06 Oct 2018 13:40pm
WINDHOEK, 06 OCT (NAMPA) – President Hage Geingob has weighed in on Government’s pre-2010 resettlement list, saying corruption in the programme cannot be ruled out even though no evidence has been brought forth to prove such claims.
Geingob made these remarks during his closing statement at the second National Land Conference in the capital on Friday.
He was responding to demands from delegates to the conference who wanted Government’s comprehensive resettlement list to be revealed.
Those demanding the list say the resettlement programme is skewed and has mainly benefited the political elite and their cronies.
Okakarara Constituency councillor Vetaruhe Kandorozu, who was also a delegate to the land indaba, wanted to know why the list of those who benefited since the inception of the programme is not available.
“What are you hiding? We want that list to be made public before the end of the conference,” Kandorozu said on Thursday.
He continued: “We have the number of resettled farmers (549), while beneficiaries are 5 338. Where did this number come from if we don't have the names to complement these numbers?”
When Geingob took to the podium on the last day of the convention, he said numerous allegations have been made regarding the pre-2010 list and this troubles him.
“No evidence has been provided to support the allegations of corruption and while corruption can’t be ruled out, it is not inconceivable that the challenge around releasing the list has to do with poor record keeping,” the president stated briefly.
He also indicated that trust would be gained through accountability and transparency in the programme.
On the opposing end, suspicion is sowed through secrecy and evasiveness, Geingob said.
“We will restore and increase trust and fairness in the process,” he said.
To mitigate the challenge of poor record keeping, Geingob promised that concerted efforts will be made to find or use the available information to create a complete resettlement list, even if it means conducting an audit of all the resettlement farms.
The president also acknowledged that the programme has been less than satisfactory and took note of concerns raised about the resettlement process and criteria.

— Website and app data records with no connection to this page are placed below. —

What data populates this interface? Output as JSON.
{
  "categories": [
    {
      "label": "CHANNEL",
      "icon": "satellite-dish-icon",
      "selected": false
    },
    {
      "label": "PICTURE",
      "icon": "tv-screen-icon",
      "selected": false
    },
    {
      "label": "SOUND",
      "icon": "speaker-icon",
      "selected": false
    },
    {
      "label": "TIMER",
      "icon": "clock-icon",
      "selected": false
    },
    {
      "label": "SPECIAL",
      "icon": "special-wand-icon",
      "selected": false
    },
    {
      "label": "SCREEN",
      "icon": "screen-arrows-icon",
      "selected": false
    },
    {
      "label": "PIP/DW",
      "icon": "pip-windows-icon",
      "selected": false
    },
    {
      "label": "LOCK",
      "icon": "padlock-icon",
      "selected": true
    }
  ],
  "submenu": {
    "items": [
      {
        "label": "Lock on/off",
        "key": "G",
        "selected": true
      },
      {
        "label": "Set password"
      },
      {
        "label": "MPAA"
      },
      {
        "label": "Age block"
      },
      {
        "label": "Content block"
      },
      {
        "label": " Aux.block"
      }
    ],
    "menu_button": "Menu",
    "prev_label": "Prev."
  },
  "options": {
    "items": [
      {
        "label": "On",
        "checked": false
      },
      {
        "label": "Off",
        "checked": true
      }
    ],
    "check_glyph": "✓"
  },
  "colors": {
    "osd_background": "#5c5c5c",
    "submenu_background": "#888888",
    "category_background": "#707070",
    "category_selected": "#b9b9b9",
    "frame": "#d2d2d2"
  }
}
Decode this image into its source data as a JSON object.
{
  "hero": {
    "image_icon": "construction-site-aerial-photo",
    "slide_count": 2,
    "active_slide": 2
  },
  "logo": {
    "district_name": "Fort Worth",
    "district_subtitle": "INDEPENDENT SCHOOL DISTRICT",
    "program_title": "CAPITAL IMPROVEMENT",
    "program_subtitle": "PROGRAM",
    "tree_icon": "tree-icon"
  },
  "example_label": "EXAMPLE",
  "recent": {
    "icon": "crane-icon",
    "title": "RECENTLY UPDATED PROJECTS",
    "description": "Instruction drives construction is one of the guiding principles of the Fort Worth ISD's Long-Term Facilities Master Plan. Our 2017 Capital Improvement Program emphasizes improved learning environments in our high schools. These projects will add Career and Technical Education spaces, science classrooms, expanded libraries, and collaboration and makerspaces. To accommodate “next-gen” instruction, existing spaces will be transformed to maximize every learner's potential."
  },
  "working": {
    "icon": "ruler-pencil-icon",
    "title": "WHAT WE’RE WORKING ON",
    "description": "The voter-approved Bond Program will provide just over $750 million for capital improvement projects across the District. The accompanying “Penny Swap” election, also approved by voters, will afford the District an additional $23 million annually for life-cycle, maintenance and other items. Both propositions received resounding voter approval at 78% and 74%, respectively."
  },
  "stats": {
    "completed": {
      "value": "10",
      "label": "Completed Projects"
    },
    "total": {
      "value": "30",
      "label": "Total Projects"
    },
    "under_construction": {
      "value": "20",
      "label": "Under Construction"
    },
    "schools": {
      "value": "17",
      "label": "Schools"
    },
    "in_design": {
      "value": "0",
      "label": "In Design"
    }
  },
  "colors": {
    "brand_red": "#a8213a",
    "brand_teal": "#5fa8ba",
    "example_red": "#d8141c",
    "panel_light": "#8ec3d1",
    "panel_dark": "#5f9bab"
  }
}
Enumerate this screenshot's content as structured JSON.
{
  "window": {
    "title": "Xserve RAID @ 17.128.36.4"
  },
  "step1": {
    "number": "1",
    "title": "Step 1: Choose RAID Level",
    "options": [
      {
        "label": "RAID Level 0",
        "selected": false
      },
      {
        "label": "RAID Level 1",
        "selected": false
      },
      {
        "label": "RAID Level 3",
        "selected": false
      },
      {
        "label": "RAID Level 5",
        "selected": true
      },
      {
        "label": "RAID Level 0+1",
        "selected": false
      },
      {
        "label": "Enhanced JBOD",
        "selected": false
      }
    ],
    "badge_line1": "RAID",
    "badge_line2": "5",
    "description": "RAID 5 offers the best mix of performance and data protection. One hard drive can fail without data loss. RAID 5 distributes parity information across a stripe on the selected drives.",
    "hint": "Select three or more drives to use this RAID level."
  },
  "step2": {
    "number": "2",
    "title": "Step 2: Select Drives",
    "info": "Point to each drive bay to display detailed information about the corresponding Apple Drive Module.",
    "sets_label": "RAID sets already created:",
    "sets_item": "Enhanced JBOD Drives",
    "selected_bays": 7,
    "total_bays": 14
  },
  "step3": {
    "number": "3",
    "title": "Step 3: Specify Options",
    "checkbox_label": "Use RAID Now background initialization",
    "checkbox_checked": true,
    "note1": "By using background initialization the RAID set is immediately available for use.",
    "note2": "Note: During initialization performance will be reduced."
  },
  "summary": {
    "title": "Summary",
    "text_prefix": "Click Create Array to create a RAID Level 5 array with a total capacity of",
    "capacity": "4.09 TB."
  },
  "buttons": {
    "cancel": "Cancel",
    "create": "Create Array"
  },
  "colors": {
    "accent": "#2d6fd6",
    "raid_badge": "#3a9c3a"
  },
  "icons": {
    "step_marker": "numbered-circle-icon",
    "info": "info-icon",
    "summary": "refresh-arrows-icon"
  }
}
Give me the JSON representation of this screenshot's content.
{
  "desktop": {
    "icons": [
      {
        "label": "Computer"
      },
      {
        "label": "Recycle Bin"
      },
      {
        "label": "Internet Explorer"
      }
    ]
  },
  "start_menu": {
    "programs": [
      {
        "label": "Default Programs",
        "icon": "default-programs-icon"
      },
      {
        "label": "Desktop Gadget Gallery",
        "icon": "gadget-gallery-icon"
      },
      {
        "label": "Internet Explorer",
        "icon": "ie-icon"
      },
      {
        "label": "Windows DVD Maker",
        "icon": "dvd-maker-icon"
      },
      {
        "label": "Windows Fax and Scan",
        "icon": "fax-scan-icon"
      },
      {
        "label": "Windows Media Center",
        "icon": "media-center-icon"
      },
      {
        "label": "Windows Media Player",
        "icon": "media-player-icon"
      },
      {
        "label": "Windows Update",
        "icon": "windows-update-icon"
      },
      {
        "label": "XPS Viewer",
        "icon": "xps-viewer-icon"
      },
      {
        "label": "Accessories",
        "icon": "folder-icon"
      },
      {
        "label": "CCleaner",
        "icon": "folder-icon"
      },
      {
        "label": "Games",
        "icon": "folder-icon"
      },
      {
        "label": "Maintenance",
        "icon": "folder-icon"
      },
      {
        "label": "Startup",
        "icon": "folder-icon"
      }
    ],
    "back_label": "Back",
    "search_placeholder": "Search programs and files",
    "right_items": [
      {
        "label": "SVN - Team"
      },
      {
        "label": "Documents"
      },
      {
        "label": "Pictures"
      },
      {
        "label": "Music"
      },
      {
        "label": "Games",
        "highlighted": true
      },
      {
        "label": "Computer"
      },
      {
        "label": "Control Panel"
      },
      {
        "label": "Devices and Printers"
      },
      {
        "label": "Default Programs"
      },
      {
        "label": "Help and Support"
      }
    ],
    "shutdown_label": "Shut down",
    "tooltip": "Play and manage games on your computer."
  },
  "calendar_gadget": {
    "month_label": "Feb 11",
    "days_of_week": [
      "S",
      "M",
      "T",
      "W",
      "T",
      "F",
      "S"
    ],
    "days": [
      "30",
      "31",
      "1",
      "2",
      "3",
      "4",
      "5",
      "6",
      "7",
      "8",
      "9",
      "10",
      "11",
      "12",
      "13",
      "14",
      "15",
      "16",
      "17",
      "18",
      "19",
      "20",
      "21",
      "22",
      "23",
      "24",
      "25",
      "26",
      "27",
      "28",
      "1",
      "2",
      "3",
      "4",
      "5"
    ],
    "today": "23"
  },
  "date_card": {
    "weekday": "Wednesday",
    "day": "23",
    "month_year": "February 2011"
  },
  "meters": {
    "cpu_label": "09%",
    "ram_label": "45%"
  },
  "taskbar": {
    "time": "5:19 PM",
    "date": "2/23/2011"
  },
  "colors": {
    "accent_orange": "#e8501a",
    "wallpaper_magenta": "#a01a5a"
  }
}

Geingob then took issue with the challenges faced by resettled farmers who sometimes do not have the requisite skills and technical know-how to run farms sustainably and profitably.
To address this dilemma, he proposed that newly resettled farmers be linked to experienced commercial farmers for training, coaching and mentoring, as well as provision of shared services through the establishment of cooperatives.
(NAMPA)
MEM/AS